Just talking a little shit.

Juan C.P.

over 5 years ago

To me, a great deal of the flaws and the resulting mish mashed films, are a big part of Tarantino’s identity as an auteur. A new sense/style comes out of his postmodern copy/paste. I don’t like it when directors like him are intellectually/academically snobed, just because they don’t take themselves so seriously.

Tarantino is one of the most influential directors of an entire generation. He did it… come on! He is not an artisan, he just makes and throws it in you face. Over-analyzing and over-thinking his style doesn’t make sense to me, it contradicts the very thing he proposes.

Tarantino is a visceral and immature mofo.

I don’t worship his films,
but I say genius.

I predict his next films will be a new chapter in his career.
He’ll mutate into a more mature filmmaker… unfortunately?

L.A.™

over 5 years ago

New Chapter beginning , sure! Mature filmmaker lets hope not, i think what helps him distinguish himself is his childlike excitement for what he creates. I personally love his films. But taking a step back as a fan, i have to note that he does make simple filmmaking errors. Does he note these mistakes, sure. Does he care? absolutely not. For that i give him his credit and respect as an auteur. So i myself must state that i cant wait for the inglorious bastards.

Daniel Kasman

-moderator-
over 5 years ago

This is not a judgmental statement, but frankly I find Tarantino’s “post-modern” kind of mish-mish and resurrection already somewhat out-dated, a kind of calculated nostalgic throwback to referential cinema. Truly post-modern works cloak their references and ingrain them to a degree where referentiality is nearly impossible to trace back to its source, which is nearly the total opposite of Tarantino’s reverent approach.

Henry Covert

over 5 years ago

this topic is always a minefield….

Nawid Ahrary

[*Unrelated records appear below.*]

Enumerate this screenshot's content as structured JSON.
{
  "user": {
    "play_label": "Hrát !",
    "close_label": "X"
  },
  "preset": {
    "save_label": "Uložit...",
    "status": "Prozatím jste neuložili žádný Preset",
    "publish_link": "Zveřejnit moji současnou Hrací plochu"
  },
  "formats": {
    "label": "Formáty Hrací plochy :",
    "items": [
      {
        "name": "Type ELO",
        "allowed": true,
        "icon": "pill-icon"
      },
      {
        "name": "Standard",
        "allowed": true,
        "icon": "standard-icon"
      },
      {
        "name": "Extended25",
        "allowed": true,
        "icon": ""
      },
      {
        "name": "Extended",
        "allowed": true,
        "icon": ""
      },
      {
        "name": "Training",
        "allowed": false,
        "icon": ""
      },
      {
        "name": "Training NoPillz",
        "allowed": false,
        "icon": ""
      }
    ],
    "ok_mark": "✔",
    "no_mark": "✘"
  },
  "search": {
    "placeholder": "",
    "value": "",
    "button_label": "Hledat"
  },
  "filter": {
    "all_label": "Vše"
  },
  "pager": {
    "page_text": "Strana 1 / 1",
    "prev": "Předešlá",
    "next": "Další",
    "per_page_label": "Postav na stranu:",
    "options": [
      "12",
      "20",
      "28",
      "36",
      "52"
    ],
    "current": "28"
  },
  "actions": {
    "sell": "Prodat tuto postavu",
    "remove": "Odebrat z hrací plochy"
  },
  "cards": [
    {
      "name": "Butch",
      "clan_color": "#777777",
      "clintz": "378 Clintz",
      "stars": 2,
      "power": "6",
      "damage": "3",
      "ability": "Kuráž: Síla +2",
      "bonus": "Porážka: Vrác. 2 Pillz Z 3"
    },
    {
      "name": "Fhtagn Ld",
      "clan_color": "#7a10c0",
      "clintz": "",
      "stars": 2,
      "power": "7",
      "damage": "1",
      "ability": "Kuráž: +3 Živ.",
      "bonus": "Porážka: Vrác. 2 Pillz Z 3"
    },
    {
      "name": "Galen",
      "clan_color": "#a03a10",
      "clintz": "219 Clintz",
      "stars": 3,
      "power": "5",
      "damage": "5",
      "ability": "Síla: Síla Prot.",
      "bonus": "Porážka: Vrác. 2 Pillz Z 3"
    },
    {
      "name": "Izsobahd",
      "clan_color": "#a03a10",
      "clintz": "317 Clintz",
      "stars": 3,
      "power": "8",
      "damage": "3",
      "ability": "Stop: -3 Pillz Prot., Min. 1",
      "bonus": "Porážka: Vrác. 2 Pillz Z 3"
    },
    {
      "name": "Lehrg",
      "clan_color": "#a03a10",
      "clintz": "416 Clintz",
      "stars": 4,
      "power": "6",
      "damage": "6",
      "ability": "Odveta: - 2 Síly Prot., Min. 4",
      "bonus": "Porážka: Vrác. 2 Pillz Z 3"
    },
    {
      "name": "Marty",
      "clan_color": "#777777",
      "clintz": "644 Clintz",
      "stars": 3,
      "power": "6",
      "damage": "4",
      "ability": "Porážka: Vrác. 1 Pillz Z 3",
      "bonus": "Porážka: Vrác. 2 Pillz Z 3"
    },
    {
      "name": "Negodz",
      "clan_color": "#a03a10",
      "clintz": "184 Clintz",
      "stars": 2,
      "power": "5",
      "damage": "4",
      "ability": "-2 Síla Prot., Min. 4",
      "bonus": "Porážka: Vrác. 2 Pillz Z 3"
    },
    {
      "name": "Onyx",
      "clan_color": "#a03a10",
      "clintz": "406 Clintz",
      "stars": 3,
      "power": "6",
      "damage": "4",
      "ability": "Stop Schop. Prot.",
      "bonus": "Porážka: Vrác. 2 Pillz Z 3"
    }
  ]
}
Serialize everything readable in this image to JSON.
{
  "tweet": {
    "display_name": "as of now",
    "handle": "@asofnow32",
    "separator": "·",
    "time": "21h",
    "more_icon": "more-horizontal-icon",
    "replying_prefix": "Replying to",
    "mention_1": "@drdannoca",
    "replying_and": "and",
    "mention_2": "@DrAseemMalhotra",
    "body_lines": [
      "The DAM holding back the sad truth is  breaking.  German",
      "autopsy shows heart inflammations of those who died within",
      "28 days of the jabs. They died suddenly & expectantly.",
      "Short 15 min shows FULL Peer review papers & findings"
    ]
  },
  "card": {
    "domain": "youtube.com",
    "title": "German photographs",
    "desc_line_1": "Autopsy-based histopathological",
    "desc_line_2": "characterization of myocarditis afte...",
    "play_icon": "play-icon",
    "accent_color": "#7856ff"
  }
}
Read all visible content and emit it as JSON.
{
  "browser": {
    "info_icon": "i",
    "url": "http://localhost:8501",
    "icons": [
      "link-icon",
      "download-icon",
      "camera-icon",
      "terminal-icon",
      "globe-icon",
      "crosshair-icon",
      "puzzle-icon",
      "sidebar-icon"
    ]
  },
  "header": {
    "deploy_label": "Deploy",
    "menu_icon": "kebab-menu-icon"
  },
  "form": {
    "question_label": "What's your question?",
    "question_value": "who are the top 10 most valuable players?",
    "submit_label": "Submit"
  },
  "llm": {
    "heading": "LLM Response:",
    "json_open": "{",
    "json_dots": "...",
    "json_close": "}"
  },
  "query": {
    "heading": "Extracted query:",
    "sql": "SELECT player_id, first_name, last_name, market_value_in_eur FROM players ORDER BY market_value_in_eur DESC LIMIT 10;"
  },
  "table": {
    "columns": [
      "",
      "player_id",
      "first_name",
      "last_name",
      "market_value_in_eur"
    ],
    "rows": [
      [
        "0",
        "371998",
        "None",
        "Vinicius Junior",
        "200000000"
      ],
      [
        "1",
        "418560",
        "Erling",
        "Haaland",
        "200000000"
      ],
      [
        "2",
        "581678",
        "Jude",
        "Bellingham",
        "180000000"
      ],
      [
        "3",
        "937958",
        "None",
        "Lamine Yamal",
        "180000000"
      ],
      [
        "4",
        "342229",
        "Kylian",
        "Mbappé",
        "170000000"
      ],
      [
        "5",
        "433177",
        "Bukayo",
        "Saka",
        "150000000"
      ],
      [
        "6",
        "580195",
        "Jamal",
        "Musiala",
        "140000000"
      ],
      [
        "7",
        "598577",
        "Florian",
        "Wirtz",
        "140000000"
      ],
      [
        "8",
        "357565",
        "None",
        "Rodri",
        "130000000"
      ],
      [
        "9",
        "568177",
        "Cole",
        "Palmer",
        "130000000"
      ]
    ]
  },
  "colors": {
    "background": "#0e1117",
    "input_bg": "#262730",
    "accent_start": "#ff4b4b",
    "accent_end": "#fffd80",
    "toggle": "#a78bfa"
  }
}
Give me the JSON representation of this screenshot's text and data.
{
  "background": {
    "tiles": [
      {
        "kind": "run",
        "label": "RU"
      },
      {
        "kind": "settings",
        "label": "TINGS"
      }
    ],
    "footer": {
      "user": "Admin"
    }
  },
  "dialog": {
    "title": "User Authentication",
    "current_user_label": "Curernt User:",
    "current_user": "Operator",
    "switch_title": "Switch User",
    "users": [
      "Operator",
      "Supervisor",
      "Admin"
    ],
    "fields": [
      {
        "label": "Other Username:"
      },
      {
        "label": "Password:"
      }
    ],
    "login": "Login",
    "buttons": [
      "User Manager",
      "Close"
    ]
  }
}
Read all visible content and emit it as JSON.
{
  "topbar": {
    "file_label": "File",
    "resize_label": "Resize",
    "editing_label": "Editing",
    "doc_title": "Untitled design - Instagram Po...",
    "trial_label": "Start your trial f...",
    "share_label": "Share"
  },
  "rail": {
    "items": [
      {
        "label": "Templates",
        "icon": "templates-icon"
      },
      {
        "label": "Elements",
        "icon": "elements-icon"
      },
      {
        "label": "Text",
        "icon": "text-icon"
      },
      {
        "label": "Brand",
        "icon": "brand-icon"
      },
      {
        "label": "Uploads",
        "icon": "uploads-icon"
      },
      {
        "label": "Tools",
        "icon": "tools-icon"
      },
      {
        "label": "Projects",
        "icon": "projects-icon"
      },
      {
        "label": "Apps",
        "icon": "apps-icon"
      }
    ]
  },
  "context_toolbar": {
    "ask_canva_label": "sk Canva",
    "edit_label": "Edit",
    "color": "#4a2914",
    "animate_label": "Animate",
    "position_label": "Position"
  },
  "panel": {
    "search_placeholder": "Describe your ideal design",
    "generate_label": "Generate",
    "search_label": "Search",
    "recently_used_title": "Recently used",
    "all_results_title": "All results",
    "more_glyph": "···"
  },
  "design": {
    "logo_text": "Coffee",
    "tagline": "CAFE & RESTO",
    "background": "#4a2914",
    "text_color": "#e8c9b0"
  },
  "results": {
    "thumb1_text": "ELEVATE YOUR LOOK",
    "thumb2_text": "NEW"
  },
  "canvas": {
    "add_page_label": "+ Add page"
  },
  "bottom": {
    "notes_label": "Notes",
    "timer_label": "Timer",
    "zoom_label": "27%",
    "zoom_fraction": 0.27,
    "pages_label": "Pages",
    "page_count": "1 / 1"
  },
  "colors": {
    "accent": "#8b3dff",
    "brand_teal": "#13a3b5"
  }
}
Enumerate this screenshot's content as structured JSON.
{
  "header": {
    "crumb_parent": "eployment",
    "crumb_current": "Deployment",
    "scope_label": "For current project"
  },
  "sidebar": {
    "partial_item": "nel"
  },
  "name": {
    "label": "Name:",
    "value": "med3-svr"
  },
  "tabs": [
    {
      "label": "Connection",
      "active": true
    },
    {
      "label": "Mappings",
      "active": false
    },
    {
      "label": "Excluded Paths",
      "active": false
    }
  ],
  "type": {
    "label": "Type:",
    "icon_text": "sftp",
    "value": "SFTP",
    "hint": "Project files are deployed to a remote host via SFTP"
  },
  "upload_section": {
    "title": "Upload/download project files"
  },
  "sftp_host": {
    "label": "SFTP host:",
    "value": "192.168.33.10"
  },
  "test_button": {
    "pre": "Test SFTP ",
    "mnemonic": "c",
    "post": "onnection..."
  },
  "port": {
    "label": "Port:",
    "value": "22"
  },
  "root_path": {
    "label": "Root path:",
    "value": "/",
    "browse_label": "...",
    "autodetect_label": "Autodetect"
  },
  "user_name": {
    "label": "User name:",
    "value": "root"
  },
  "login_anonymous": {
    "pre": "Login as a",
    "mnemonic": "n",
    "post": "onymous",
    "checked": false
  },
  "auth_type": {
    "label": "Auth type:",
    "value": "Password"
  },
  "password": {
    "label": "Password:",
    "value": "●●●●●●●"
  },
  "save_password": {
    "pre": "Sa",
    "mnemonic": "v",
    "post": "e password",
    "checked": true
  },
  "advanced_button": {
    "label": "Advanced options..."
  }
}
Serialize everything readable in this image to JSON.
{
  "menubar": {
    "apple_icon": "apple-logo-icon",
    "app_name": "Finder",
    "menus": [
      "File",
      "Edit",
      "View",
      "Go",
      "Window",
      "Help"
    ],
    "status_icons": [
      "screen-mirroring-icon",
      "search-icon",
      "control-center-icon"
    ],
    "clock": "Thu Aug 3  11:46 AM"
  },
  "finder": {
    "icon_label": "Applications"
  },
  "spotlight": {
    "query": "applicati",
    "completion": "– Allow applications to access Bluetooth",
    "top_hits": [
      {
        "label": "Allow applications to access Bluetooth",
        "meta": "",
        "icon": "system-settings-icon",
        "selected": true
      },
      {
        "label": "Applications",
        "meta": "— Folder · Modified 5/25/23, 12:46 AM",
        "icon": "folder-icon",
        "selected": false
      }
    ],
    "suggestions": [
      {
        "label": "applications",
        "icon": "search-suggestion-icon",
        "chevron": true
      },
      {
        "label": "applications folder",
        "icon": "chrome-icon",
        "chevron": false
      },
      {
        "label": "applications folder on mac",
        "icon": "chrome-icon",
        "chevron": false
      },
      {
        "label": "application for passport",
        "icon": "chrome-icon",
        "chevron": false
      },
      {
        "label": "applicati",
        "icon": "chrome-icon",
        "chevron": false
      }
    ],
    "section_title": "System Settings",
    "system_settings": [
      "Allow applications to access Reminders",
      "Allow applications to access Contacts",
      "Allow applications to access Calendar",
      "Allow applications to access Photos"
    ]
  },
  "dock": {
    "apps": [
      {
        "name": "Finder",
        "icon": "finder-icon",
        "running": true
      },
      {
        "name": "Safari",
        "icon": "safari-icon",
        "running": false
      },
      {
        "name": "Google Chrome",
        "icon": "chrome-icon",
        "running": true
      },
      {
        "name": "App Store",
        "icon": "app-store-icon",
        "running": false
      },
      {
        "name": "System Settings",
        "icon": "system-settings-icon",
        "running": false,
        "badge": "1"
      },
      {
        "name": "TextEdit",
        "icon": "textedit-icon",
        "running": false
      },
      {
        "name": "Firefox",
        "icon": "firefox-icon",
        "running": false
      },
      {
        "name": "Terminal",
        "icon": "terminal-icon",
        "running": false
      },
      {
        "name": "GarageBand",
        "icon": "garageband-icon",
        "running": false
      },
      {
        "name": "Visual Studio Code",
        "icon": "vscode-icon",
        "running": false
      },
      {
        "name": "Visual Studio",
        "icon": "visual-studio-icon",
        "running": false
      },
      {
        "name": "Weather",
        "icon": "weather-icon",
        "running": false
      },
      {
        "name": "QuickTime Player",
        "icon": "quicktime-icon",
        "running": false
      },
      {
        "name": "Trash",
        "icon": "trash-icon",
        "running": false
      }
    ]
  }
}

over 5 years ago

I personally think he is excellent at making cool movies. Great ones not so much. Same with Zack Snyder and Robert Rodriguez.

Nawid Ahrary

over 5 years ago

I personally think he is excellent at making cool movies. Great ones not so much. Same with Zack Snyder and Robert Rodriguez.

Kifah Foutah

over 5 years ago

I can’t call this guy a genius, but his films are definitely entertaining, which I believe accounts for something. He has a got a great eye and a great knack for pacing, which is hard to do.

I think Jackie Brown is legitimately great. It turns a lot of genre conventions on their heads, and challenges the legacy of blacksploitation cinema. Death Proof wasn’t as good but I thought it was also thoughtful piece of work, kind of a requiem and a re-contextualization for the old male action hero. The Kill Bill’s were too much of a mash up for my liking, but I have no contempt for them either.

When he actually challenges the material he’s influenced by as opposed to just mashing them together I think he’s quite great. But genius is going too far.